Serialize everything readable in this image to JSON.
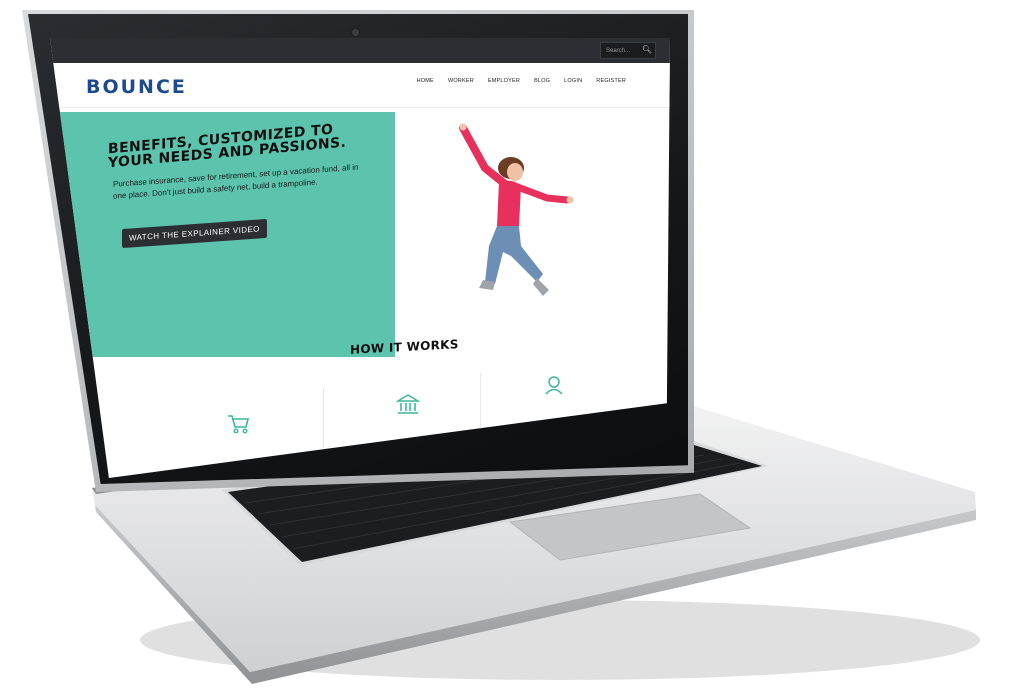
{
  "site": {
    "search_placeholder": "Search...",
    "logo_text": "BOUNCE",
    "nav": [
      "HOME",
      "WORKER",
      "EMPLOYER",
      "BLOG",
      "LOGIN",
      "REGISTER"
    ]
  },
  "hero": {
    "title_line1": "BENEFITS, CUSTOMIZED TO",
    "title_line2": "YOUR NEEDS AND PASSIONS.",
    "text": "Purchase insurance, save for retirement, set up a vacation fund, all in one place. Don't just build a safety net, build a trampoline.",
    "button_label": "WATCH THE EXPLAINER VIDEO"
  },
  "how_it_works": {
    "title": "HOW IT WORKS",
    "icons": [
      "cart-icon",
      "bank-icon",
      "person-icon"
    ]
  },
  "colors": {
    "accent": "#5cc3ad",
    "logo_blue": "#1e4b8e",
    "dark": "#2b2f34"
  }
}
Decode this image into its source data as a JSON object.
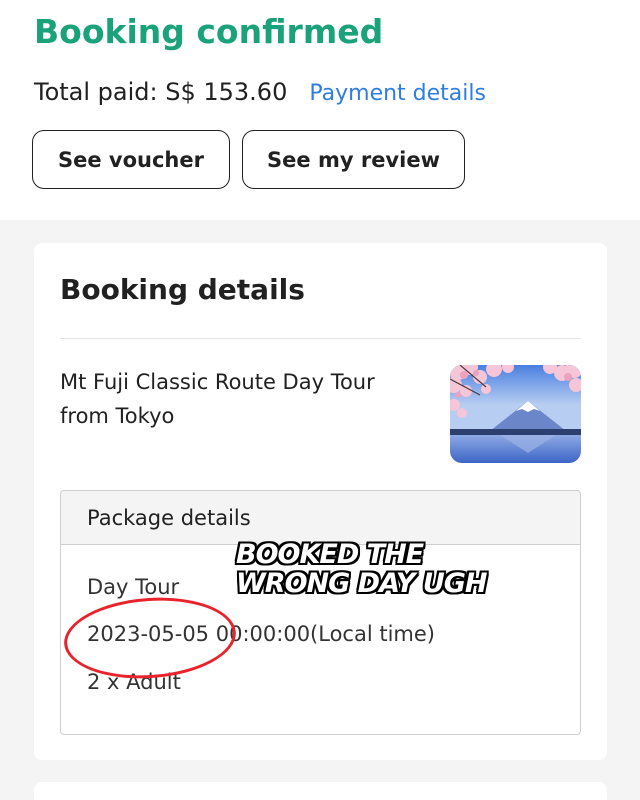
{
  "header": {
    "title": "Booking confirmed",
    "total_paid": "Total paid: S$ 153.60",
    "payment_link": "Payment details",
    "voucher_button": "See voucher",
    "review_button": "See my review"
  },
  "booking": {
    "section_title": "Booking details",
    "product_name": "Mt Fuji Classic Route Day Tour from Tokyo",
    "thumbnail_icon": "mt-fuji-cherry-blossom-photo",
    "package": {
      "header": "Package details",
      "type": "Day Tour",
      "date": "2023-05-05",
      "time": "00:00:00(Local time)",
      "quantity": "2 x Adult"
    }
  },
  "overlay": {
    "caption_line1": "BOOKED THE",
    "caption_line2": "WRONG DAY UGH",
    "circle_color": "#e8232c"
  },
  "colors": {
    "accent_green": "#1aa37a",
    "link_blue": "#2f7de1"
  }
}
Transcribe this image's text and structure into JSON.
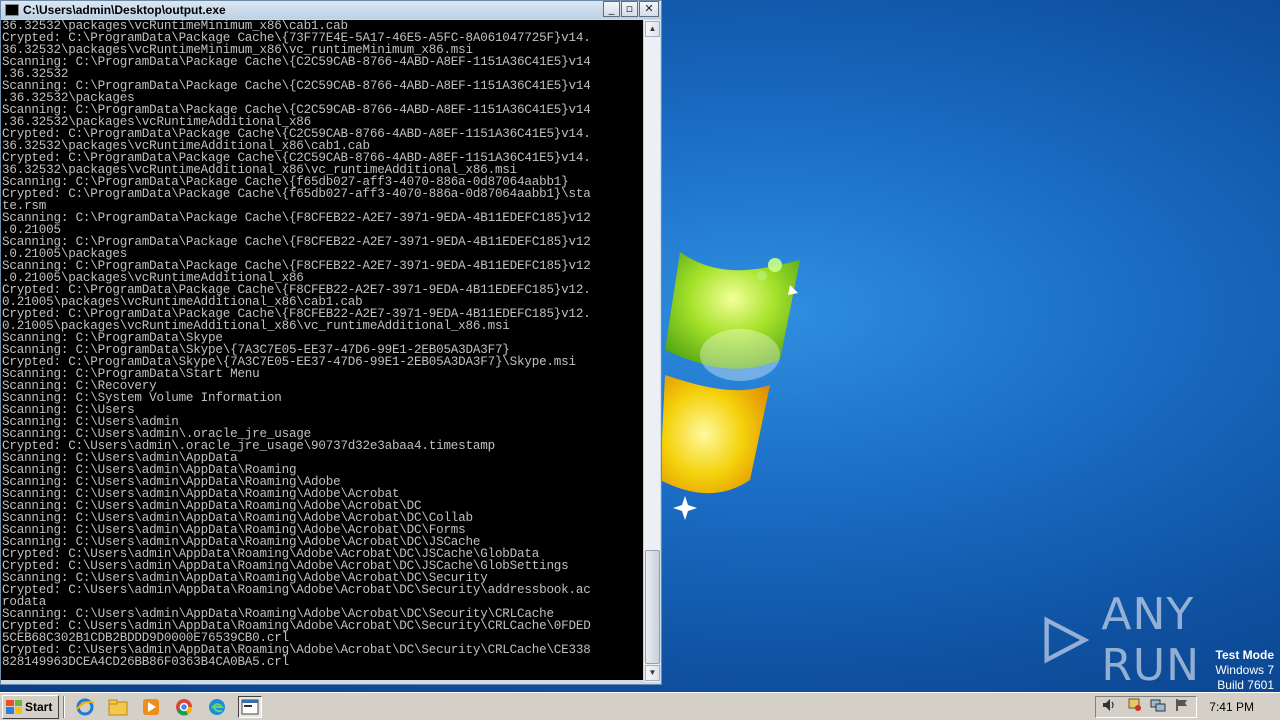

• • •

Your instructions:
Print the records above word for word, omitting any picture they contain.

Answer:
Serialize everything readable in this image to JSON.
{
  "site": {
    "search_placeholder": "Search...",
    "logo_text": "BOUNCE",
    "nav": [
      "HOME",
      "WORKER",
      "EMPLOYER",
      "BLOG",
      "LOGIN",
      "REGISTER"
    ]
  },
  "hero": {
    "title_line1": "BENEFITS, CUSTOMIZED TO",
    "title_line2": "YOUR NEEDS AND PASSIONS.",
    "text": "Purchase insurance, save for retirement, set up a vacation fund, all in one place. Don't just build a safety net, build a trampoline.",
    "button_label": "WATCH THE EXPLAINER VIDEO"
  },
  "how_it_works": {
    "title": "HOW IT WORKS",
    "icons": [
      "cart-icon",
      "bank-icon",
      "person-icon"
    ]
  },
  "colors": {
    "accent": "#5cc3ad",
    "logo_blue": "#1e4b8e",
    "dark": "#2b2f34"
  }
}
Decode this image into its source data as a JSON object.
{
  "header": {
    "title": "Booking confirmed",
    "total_paid": "Total paid: S$ 153.60",
    "payment_link": "Payment details",
    "voucher_button": "See voucher",
    "review_button": "See my review"
  },
  "booking": {
    "section_title": "Booking details",
    "product_name": "Mt Fuji Classic Route Day Tour from Tokyo",
    "thumbnail_icon": "mt-fuji-cherry-blossom-photo",
    "package": {
      "header": "Package details",
      "type": "Day Tour",
      "date": "2023-05-05",
      "time": "00:00:00(Local time)",
      "quantity": "2 x Adult"
    }
  },
  "overlay": {
    "caption_line1": "BOOKED THE",
    "caption_line2": "WRONG DAY UGH",
    "circle_color": "#e8232c"
  },
  "colors": {
    "accent_green": "#1aa37a",
    "link_blue": "#2f7de1"
  }
}
Transcribe this image's text and structure into JSON.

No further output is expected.